This Simple Mindset Shift Helped Me Find Limitless Motivation
Tl;dr: To gain motivation, you shouldn’t look at the incremental gains of doing something but at the incremental loss of not doing it. When you don’t go to the gym, you lose health and beauty.
It took me three years (THREE YEARS!!!!) of procrastination before I dared to enter a gym. At the time, the idea to develop Zac Efron’s body wasn’t a big enough reason for me to get off my ass. When I did start working out, it wasn’t because I had focused my attention on what I hoped to gain from it. Quite the opposite.
Unfortunately, this is not how most motivation and self-development books and videos work. They try to motivate you by getting you excited about better days and a higher quality of life…if hard work ensues.
Doing so, they fail most of the time. They don’t understand that humans are not focused on what they could have – they’re focused on what they could lose.
It is by applying this principle that I managed to acquire limitless motivation to do what I want. Here’s how to do so.
The Uncommon Guide to Self-Motivation
Remember that article about how to trade bitcoins?
In the article, I explain how we’re wired to hold more importance onto what we have than onto what we could have (the endowment effect).
The pain you would experience losing 50€ would be more important than the pleasure you’d experience winning 50€.
This phenomenon applies to many things in life, including self-motivation.
Let me tell you the story of a cat lying on a small rock.
It complains it hurts.
“Why isn’t the cat moving”, asks a guy passing by to the cat’s owner.
“Because the rock doesn’t hurt enough”, answers the owner.
The cat is you complaining your life is lame while not doing anything to change it because it’s not lame to the point that you’d start moving things around.
To put it plainly, we’d like to have a hot body to show off at a millionaire beach, but we are not willing to put in the effort because it’s not like people were shaming us in the street.
So…all things considered…isn’t life good enough as it is?
This type of thinking prevents change from happening. Its cost is too high compared to the direct reward. That’s why fat people don’t lose weight. In fact, that’s why they get even fatter.
And that’s the wrong way to look at things.
The Right Way to Look at Things

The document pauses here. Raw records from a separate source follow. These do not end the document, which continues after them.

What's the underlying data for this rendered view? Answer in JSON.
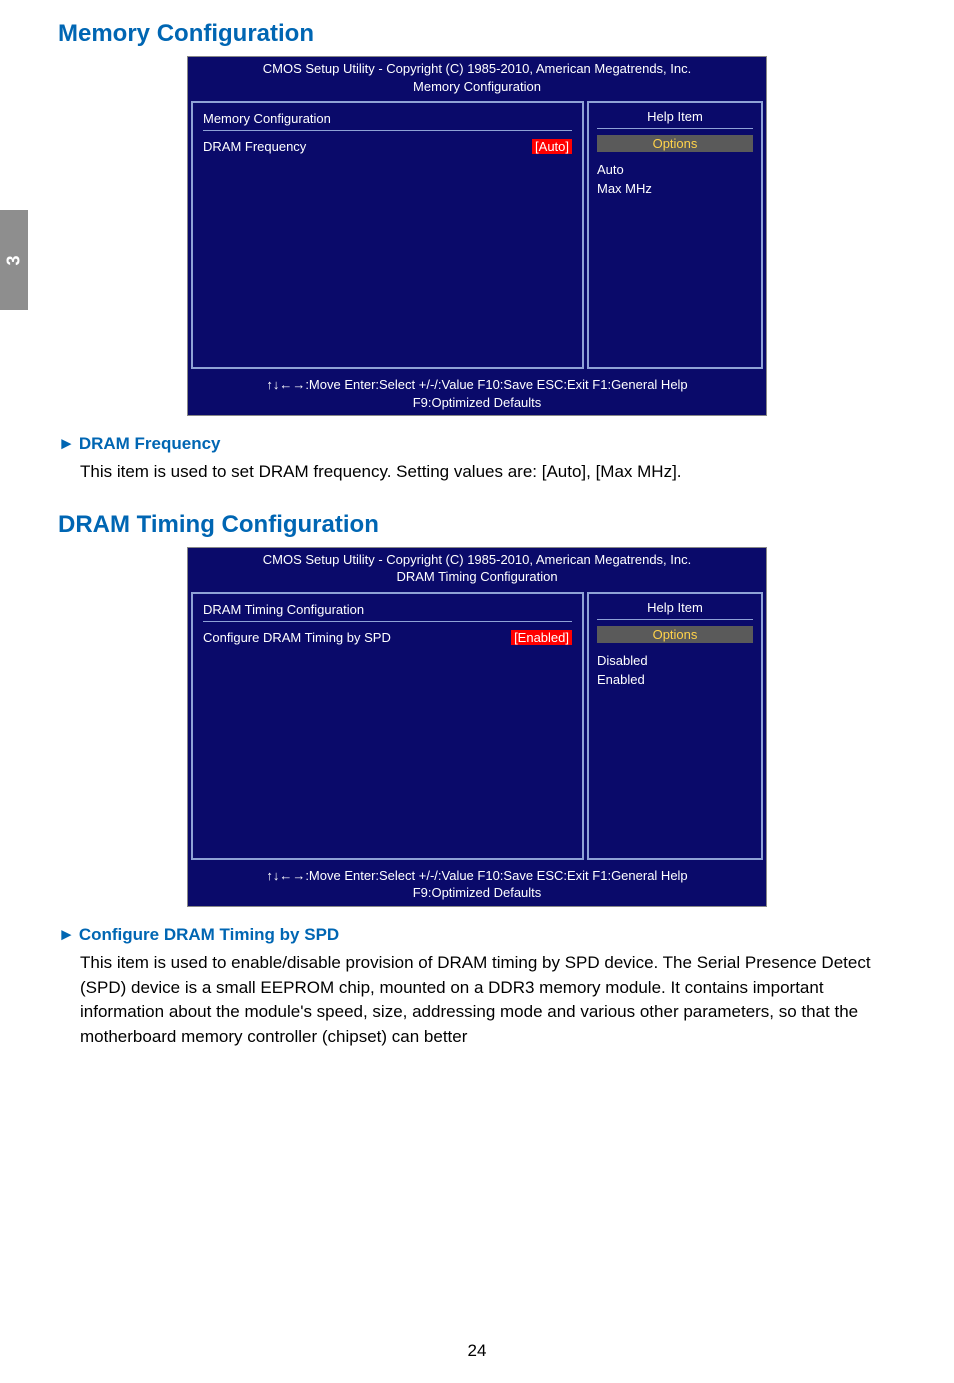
{
  "sidebar_tab": "3",
  "section1": {
    "heading": "Memory Configuration",
    "bios": {
      "header_line1": "CMOS Setup Utility - Copyright (C) 1985-2010, American Megatrends, Inc.",
      "header_line2": "Memory Configuration",
      "left_panel_title": "Memory Configuration",
      "row_label": "DRAM Frequency",
      "row_value": "[Auto]",
      "help_title": "Help Item",
      "options_label": "Options",
      "option1": "Auto",
      "option2": "Max MHz",
      "footer_line1": "↑↓←→:Move   Enter:Select    +/-/:Value    F10:Save     ESC:Exit    F1:General Help",
      "footer_line2": "F9:Optimized Defaults"
    },
    "item_heading": "DRAM Frequency",
    "item_desc": "This item is used to set DRAM frequency. Setting values are: [Auto], [Max MHz]."
  },
  "section2": {
    "heading": "DRAM Timing Configuration",
    "bios": {
      "header_line1": "CMOS Setup Utility - Copyright (C) 1985-2010, American Megatrends, Inc.",
      "header_line2": "DRAM Timing Configuration",
      "left_panel_title": "DRAM Timing Configuration",
      "row_label": "Configure DRAM Timing by SPD",
      "row_value": "[Enabled]",
      "help_title": "Help Item",
      "options_label": "Options",
      "option1": "Disabled",
      "option2": "Enabled",
      "footer_line1": "↑↓←→:Move   Enter:Select    +/-/:Value    F10:Save     ESC:Exit    F1:General Help",
      "footer_line2": "F9:Optimized Defaults"
    },
    "item_heading": "Configure DRAM Timing by SPD",
    "item_desc": "This item is used to enable/disable provision of DRAM timing by SPD device. The Serial Presence Detect (SPD) device is a small EEPROM chip, mounted on a DDR3 memory module. It contains important information about the module's speed, size, addressing mode and various other parameters, so that the motherboard memory controller (chipset) can better"
  },
  "page_number": "24",
  "triangle": "►"
}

Taking back the example of the cat, it shouldn’t look at the comparison between making the effort to move to be relieved from the pain, and the pain it experiences.
It should look at the feeling of peace it’d have if it’d move.
Got it? It’s not about getting rid of the pain it has now.
It’s about losing what you’re not gaining because you’re not taking action.
What would you say if I told you that you are capable to provide work worth $1000/hour? What would you say that this fact alone makes you lose $8000 per day or $160 000 per month?
Thinking about this, I decided to apply it to going to the gym. I started thinking about what I was losing by not going working out.
I made myself feel guilty for eating sugar I knew I would not get rid of. I started reading that a high muscle mass meant greater longevity (that I transformed into “you’ll die young if you don’t have any muscles”). I shifted my view to focus on what I was losing instead of what I could gain.
Then I shifted the potential gains of going to the gym into the loss part of the equation.
I was telling myself that I was a worthless piece of sh*t with the ugliest flabby body on this planet, that I was missing a ton of Tinder dates because of my “unattractiveness”.
The loss of advantages of not going quickly became heavier than the laziness and fear of ridicule.
It became too much.
I was losing dates, health, longevity, but also…a good looking body.
And when guilt reached its pinnacle…I finally went
The Bottom Line
This original psychological reversal paradigm was articulated an evening of October 2013 by my drunk German friend who told me, as we were in a casino: “guys, we need to gamble because any time we’re not gambling, we’re losing money because we’re not winning it”.
I did not realize it at the time, but it was genius (maybe not to do in a casino though).
Should your situation be linked to losing weight instead of gaining muscles, you should compute the time you’re losing walking around because you’re too fat to run.
Add to that the lost years of life because you’ll die of cancer or heart attack. Imagine you’ll die on your couch because you’ll be too fat to stand up if you don’t go to the gym (check out this article on the best diet in the world.)
Suddenly, working to improve your life does not seem like a bad idea.
This psychology reversal trick is particularly useful for people like me who are more afraid to be pathetic and weak than desire to be great and strong.
That’s how I learned Spanish in three months.
I was about to turn 25 and you know how they say about losing your ability to learn languages after 25 (that’s utter bs btw)?
Well, I didn’t want not to know Spanish, so I just left for Colombia to learn it before my 25th birthday.
I’m not a knowledge junkie because I like to know (well, technically that’s not true, I love to know and learn stuff). I am a knowledge junkie because I hate not knowing.
It’s not about what you win.
It’s about what you lose.
And by not going to the gym, you’re losing a lot of potential and possibilities.
So what are you waiting for?